For good mental health, we need to help our children develop a positive inner critic. They need to be self-confident and self-assured to back themselves in difficult situations and to make good choices. I was listening to the Big Magic podcast with Brene Brown and Elizabeth Gilbert and loved their idea that empathy was the opposite of self-loathing. By teaching our children to love themselves and be kind to themselves, we are setting them up for being able to deal with setbacks, making mistakes and failure. To encourage self-confidence, our children need to feel a sense of significance. Let them perform that dance concert with bad dance moves and terrible music. Let them experience new things and take risks. Let them say no and assert themselves and learn from that experience. Be interested in what they are reading, who their friends are and what they are learning at school. Know what they do each day and what they love at the moment. And use positive self-talk yourself – don’t criticize yourself in front of your children.
Discipline with respect and love
Every children will need discipline at some point and some more than others. When you are disciplining your child, remember it is the behaviour you are trying to correct – not the child. Don’t shame them or criticize them as a person. Speak to your child like you would talk to your best friend or your work colleague – with respect. Give lots of cuddles and use discipline as a teachable moment to learn from rather than a time to berate or shame.
Teach your children life has ups and downs
Life has moments of ups and moments of down and moment of ordinary and moments of joy. If you were to want to live in the up all the time, you would have the impulse of an addict and if you found yourself in the down all the time, you would be depressed. Ideally we want to help our children understand the natural cycle or flow of life and help them find strategies to deal the see saw. By creating one on one time for a rich discussion together and finding the teachable moments in the day to coach and support our children is the ideal way to help children understand the cycle.
Find a community
Humans are hard wired to be social beings. It is our job then as parents to help our children form their community so they have support from peers, friends and other adults who they can turn to when times get tough. Ideally their school becomes their most immediate community where they can rely on teachers and students to support them and talk to. If the school isn’t this place, find a good local sporting group or other all-encompassing group that will bridge the community gap. Ideally, as a family you will also have your own community that will be rich in support for your kids.
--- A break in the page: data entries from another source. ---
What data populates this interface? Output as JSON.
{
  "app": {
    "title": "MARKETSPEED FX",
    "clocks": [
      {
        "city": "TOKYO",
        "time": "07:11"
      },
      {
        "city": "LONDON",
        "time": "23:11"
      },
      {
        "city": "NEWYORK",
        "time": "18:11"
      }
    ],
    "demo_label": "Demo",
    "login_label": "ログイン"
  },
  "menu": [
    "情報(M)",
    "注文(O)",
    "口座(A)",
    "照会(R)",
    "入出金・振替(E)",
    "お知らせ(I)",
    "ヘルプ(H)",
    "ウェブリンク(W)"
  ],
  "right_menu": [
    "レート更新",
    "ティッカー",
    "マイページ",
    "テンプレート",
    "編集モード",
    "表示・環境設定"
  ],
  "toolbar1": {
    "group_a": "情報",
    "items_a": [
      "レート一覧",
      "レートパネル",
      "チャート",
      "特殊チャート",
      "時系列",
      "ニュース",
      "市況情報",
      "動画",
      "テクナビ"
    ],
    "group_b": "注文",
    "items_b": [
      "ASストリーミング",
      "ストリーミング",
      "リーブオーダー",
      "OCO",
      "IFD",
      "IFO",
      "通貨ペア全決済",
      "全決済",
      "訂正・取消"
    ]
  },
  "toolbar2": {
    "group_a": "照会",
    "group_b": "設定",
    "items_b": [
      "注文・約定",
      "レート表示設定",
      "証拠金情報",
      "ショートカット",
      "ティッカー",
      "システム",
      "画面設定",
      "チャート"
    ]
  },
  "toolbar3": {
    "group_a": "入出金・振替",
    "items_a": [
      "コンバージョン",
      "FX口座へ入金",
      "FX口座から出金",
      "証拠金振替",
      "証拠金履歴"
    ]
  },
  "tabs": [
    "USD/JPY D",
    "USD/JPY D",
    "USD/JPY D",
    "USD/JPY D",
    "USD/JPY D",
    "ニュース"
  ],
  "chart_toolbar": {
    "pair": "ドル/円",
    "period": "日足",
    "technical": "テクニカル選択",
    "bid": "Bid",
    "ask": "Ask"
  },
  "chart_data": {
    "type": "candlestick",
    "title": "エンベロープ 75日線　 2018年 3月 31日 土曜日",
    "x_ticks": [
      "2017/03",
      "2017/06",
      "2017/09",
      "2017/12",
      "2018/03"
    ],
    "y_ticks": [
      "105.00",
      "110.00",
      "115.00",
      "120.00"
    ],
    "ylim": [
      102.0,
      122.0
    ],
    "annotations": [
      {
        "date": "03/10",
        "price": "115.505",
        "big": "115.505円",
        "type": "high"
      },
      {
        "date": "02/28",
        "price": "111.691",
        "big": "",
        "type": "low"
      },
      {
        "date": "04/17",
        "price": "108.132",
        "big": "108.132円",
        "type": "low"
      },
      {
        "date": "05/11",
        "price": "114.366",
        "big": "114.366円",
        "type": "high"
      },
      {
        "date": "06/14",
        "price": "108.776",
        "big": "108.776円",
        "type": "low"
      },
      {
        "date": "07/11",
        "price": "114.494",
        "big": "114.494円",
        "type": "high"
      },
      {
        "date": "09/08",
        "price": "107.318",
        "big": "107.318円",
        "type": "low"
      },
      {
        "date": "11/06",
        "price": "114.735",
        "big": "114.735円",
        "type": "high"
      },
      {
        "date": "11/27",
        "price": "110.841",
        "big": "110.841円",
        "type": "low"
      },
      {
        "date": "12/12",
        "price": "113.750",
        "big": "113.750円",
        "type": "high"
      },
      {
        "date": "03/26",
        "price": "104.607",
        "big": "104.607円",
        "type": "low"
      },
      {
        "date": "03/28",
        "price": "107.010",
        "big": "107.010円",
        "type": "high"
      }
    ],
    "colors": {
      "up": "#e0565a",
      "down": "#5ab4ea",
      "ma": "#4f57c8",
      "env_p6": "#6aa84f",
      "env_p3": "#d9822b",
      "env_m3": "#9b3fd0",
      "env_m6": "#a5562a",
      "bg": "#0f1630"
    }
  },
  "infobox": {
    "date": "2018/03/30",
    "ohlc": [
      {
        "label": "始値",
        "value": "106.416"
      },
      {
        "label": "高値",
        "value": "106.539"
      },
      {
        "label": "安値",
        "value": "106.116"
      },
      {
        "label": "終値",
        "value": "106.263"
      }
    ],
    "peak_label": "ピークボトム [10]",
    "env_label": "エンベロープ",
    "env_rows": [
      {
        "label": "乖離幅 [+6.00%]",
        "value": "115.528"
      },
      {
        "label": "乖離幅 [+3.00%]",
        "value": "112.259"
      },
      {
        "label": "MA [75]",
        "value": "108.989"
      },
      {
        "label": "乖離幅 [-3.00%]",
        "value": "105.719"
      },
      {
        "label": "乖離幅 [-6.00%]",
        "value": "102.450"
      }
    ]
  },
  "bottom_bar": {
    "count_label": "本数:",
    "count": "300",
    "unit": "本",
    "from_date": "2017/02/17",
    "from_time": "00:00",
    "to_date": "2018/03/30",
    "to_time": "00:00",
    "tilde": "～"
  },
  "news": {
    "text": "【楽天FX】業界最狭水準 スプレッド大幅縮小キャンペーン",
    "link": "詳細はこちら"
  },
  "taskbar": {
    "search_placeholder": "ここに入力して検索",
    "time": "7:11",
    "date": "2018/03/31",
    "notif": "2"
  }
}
Your friend group, sporting groups, church group or neighbourhood are all good ways to find a community.
Create a place for discussion and be interested
This was the advice a 16 year old girl in the 4Corners episode gave for parents ‘Something so simple as a ‘how are you, how are you feeling?’ can change a kids life, honestly it can’. Be interested in your child’s day and talk to them about what they have been doing, problem solve any concerns they have, know who their friends are, make time to get involved with one or more of their activities – sporting or school. Create a space for these sort of discussion to take place. Putting your kids to bed at night might be the best time when you are snuggling up and talking about the day. It might be a space in the lounge room or in the kitchen when you are making dinner. Find a spot and time for these discussion to happen because if you don’t, they will not talk to you.
The other priceless piece of advice for parents to come from a 12 year old boy in the 4Corners episode was ‘Don’t wrap us in cotton wool, wrap us in love’.
Anna Partridge is a Parent Education, School Teacher and Mother to 3 kids. She is passionate about working with families to help them raise confident and resilient children. www.annapartridge.com